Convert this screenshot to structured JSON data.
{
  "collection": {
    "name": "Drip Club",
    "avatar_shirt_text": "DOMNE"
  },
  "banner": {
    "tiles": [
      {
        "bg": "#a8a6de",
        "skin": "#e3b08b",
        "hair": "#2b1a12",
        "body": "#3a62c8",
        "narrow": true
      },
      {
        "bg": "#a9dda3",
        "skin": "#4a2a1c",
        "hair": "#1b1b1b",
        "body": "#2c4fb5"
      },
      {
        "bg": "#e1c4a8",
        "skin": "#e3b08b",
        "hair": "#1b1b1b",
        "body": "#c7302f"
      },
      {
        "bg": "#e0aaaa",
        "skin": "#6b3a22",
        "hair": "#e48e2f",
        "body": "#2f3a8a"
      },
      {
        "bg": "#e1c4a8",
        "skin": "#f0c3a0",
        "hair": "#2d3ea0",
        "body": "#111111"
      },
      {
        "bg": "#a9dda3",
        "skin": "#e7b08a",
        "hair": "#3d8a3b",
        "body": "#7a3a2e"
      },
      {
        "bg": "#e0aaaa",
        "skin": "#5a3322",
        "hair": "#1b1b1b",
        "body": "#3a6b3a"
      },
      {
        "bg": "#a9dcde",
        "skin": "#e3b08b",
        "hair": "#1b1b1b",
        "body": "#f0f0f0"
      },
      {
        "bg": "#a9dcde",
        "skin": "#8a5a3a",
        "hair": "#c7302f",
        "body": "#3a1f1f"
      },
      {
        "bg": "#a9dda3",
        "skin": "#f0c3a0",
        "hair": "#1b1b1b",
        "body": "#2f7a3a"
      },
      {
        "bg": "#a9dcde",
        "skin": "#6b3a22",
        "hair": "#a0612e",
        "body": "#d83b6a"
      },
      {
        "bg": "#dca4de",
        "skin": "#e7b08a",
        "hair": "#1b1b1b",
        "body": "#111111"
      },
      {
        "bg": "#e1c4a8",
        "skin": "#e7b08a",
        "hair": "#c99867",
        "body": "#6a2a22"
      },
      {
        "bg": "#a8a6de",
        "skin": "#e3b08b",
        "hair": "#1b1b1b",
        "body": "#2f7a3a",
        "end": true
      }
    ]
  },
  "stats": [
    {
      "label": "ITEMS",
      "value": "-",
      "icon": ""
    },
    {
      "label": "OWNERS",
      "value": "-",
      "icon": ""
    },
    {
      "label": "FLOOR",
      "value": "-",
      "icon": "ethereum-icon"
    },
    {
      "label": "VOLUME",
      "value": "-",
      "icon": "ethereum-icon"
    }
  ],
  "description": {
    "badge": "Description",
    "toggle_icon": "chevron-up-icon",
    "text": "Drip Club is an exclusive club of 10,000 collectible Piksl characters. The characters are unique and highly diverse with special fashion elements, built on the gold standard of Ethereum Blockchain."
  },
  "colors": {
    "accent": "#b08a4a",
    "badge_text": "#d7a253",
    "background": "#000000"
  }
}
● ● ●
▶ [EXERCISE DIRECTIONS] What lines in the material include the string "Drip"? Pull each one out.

▶ [RESPONSE TO THIS EXERCISE]
    "name": "Drip Club",
    "text": "Drip Club is an exclusive club of 10,000 collectible Piksl characters. The characters are unique and highly diverse with special fashion elements, built on the gold standard of Ethereum Blockchain."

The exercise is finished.